§ **REQUIRED WORK**: Using the listing below, return each line exactly as it reads.

§ **RECORDS FOR THE TASK**:
▼

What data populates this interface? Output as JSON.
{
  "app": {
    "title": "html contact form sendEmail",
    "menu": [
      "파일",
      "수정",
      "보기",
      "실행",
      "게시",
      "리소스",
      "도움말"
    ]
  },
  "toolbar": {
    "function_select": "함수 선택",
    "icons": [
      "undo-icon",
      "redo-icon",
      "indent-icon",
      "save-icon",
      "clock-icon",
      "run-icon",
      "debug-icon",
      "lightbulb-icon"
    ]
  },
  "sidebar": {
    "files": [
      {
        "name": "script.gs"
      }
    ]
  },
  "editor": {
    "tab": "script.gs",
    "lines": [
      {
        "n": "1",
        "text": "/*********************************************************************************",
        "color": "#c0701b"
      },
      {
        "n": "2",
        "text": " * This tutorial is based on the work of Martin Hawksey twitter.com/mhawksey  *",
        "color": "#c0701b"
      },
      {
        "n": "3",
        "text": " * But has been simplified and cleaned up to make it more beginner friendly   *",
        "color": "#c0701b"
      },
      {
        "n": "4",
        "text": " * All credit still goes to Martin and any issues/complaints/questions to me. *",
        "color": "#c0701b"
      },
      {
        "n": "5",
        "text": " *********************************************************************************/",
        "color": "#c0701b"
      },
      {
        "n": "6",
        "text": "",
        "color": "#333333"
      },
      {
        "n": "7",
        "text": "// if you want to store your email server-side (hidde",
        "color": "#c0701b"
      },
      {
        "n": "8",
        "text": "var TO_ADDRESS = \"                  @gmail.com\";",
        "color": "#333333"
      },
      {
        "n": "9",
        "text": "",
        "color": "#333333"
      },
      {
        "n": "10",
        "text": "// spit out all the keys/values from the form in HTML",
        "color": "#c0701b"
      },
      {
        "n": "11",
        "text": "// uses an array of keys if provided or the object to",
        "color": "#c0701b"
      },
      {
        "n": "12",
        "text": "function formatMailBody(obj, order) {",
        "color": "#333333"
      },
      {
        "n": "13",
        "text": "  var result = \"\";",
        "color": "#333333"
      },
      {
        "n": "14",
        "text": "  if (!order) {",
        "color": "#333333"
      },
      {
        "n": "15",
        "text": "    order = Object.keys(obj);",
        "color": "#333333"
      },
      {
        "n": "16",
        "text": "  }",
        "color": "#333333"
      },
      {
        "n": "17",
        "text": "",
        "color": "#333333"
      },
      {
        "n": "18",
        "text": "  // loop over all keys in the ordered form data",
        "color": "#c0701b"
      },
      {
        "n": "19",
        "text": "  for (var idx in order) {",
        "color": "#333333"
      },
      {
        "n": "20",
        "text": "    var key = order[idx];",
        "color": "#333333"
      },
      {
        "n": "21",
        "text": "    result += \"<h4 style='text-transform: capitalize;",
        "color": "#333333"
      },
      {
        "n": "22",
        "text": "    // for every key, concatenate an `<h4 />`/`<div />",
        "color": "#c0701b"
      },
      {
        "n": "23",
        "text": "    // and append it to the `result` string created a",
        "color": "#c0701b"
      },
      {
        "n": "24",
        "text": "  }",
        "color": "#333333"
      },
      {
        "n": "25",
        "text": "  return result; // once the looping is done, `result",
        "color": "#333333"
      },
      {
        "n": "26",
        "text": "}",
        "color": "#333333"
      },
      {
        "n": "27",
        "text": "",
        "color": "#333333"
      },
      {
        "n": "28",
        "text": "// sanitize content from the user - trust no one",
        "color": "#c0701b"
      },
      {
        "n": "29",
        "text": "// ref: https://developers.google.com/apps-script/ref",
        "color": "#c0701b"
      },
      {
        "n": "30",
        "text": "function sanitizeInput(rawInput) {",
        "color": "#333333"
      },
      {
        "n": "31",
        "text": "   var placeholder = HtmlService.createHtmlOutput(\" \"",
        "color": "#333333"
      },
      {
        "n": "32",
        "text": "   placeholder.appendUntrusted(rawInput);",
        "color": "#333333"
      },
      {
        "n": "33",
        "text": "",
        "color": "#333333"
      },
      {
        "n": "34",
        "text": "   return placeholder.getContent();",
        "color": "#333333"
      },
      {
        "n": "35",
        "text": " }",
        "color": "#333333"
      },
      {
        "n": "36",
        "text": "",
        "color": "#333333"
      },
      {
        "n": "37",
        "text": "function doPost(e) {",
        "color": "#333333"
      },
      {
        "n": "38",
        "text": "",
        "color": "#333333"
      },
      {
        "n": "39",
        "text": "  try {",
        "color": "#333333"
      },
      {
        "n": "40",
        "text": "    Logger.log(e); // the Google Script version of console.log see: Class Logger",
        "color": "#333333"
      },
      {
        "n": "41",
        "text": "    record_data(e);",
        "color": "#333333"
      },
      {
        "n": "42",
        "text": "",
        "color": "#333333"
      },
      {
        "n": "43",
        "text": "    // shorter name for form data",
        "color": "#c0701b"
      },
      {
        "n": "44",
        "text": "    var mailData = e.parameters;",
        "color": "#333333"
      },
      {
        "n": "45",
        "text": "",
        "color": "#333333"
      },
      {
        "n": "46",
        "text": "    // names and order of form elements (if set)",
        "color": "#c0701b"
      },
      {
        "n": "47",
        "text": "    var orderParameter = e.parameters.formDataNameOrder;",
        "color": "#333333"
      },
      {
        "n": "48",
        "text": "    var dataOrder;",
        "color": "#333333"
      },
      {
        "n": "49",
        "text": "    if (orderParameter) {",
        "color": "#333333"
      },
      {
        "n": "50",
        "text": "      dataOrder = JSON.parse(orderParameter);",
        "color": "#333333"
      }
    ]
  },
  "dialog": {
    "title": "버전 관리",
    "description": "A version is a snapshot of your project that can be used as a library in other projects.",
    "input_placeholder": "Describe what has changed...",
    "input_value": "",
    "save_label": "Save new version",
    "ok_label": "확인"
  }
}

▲

§ **TASK RESULT**:
What data populates this interface? Output as JSON.
{
  "app": {
    "title": "html contact form sendEmail",
    "menu": [
      "파일",
      "수정",
      "보기",
      "실행",
      "게시",
      "리소스",
      "도움말"
    ]
  },
  "toolbar": {
    "function_select": "함수 선택",
    "icons": [
      "undo-icon",
      "redo-icon",
      "indent-icon",
      "save-icon",
      "clock-icon",
      "run-icon",
      "debug-icon",
      "lightbulb-icon"
    ]
  },
  "sidebar": {
    "files": [
      {
        "name": "script.gs"
      }
    ]
  },
  "editor": {
    "tab": "script.gs",
    "lines": [
      {
        "n": "1",
        "text": "/*********************************************************************************",
        "color": "#c0701b"
      },
      {
        "n": "2",
        "text": " * This tutorial is based on the work of Martin Hawksey twitter.com/mhawksey  *",
        "color": "#c0701b"
      },
      {
        "n": "3",
        "text": " * But has been simplified and cleaned up to make it more beginner friendly   *",
        "color": "#c0701b"
      },
      {
        "n": "4",
        "text": " * All credit still goes to Martin and any issues/complaints/questions to me. *",
        "color": "#c0701b"
      },
      {
        "n": "5",
        "text": " *********************************************************************************/",
        "color": "#c0701b"
      },
      {
        "n": "6",
        "text": "",
        "color": "#333333"
      },
      {
        "n": "7",
        "text": "// if you want to store your email server-side (hidde",
        "color": "#c0701b"
      },
      {
        "n": "8",
        "text": "var TO_ADDRESS = \"                  @gmail.com\";",
        "color": "#333333"
      },
      {
        "n": "9",
        "text": "",
        "color": "#333333"
      },
      {
        "n": "10",
        "text": "// spit out all the keys/values from the form in HTML",
        "color": "#c0701b"
      },
      {
        "n": "11",
        "text": "// uses an array of keys if provided or the object to",
        "color": "#c0701b"
      },
      {
        "n": "12",
        "text": "function formatMailBody(obj, order) {",
        "color": "#333333"
      },
      {
        "n": "13",
        "text": "  var result = \"\";",
        "color": "#333333"
      },
      {
        "n": "14",
        "text": "  if (!order) {",
        "color": "#333333"
      },
      {
        "n": "15",
        "text": "    order = Object.keys(obj);",
        "color": "#333333"
      },
      {
        "n": "16",
        "text": "  }",
        "color": "#333333"
      },
      {
        "n": "17",
        "text": "",
        "color": "#333333"
      },
      {
        "n": "18",
        "text": "  // loop over all keys in the ordered form data",
        "color": "#c0701b"
      },
      {
        "n": "19",
        "text": "  for (var idx in order) {",
        "color": "#333333"
      },
      {
        "n": "20",
        "text": "    var key = order[idx];",
        "color": "#333333"
      },
      {
        "n": "21",
        "text": "    result += \"<h4 style='text-transform: capitalize;",
        "color": "#333333"
      },
      {
        "n": "22",
        "text": "    // for every key, concatenate an `<h4 />`/`<div />",
        "color": "#c0701b"
      },
      {
        "n": "23",
        "text": "    // and append it to the `result` string created a",
        "color": "#c0701b"
      },
      {
        "n": "24",
        "text": "  }",
        "color": "#333333"
      },
      {
        "n": "25",
        "text": "  return result; // once the looping is done, `result",
        "color": "#333333"
      },
      {
        "n": "26",
        "text": "}",
        "color": "#333333"
      },
      {
        "n": "27",
        "text": "",
        "color": "#333333"
      },
      {
        "n": "28",
        "text": "// sanitize content from the user - trust no one",
        "color": "#c0701b"
      },
      {
        "n": "29",
        "text": "// ref: https://developers.google.com/apps-script/ref",
        "color": "#c0701b"
      },
      {
        "n": "30",
        "text": "function sanitizeInput(rawInput) {",
        "color": "#333333"
      },
      {
        "n": "31",
        "text": "   var placeholder = HtmlService.createHtmlOutput(\" \"",
        "color": "#333333"
      },
      {
        "n": "32",
        "text": "   placeholder.appendUntrusted(rawInput);",
        "color": "#333333"
      },
      {
        "n": "33",
        "text": "",
        "color": "#333333"
      },
      {
        "n": "34",
        "text": "   return placeholder.getContent();",
        "color": "#333333"
      },
      {
        "n": "35",
        "text": " }",
        "color": "#333333"
      },
      {
        "n": "36",
        "text": "",
        "color": "#333333"
      },
      {
        "n": "37",
        "text": "function doPost(e) {",
        "color": "#333333"
      },
      {
        "n": "38",
        "text": "",
        "color": "#333333"
      },
      {
        "n": "39",
        "text": "  try {",
        "color": "#333333"
      },
      {
        "n": "40",
        "text": "    Logger.log(e); // the Google Script version of console.log see: Class Logger",
        "color": "#333333"
      },
      {
        "n": "41",
        "text": "    record_data(e);",
        "color": "#333333"
      },
      {
        "n": "42",
        "text": "",
        "color": "#333333"
      },
      {
        "n": "43",
        "text": "    // shorter name for form data",
        "color": "#c0701b"
      },
      {
        "n": "44",
        "text": "    var mailData = e.parameters;",
        "color": "#333333"
      },
      {
        "n": "45",
        "text": "",
        "color": "#333333"
      },
      {
        "n": "46",
        "text": "    // names and order of form elements (if set)",
        "color": "#c0701b"
      },
      {
        "n": "47",
        "text": "    var orderParameter = e.parameters.formDataNameOrder;",
        "color": "#333333"
      },
      {
        "n": "48",
        "text": "    var dataOrder;",
        "color": "#333333"
      },
      {
        "n": "49",
        "text": "    if (orderParameter) {",
        "color": "#333333"
      },
      {
        "n": "50",
        "text": "      dataOrder = JSON.parse(orderParameter);",
        "color": "#333333"
      }
    ]
  },
  "dialog": {
    "title": "버전 관리",
    "description": "A version is a snapshot of your project that can be used as a library in other projects.",
    "input_placeholder": "Describe what has changed...",
    "input_value": "",
    "save_label": "Save new version",
    "ok_label": "확인"
  }
}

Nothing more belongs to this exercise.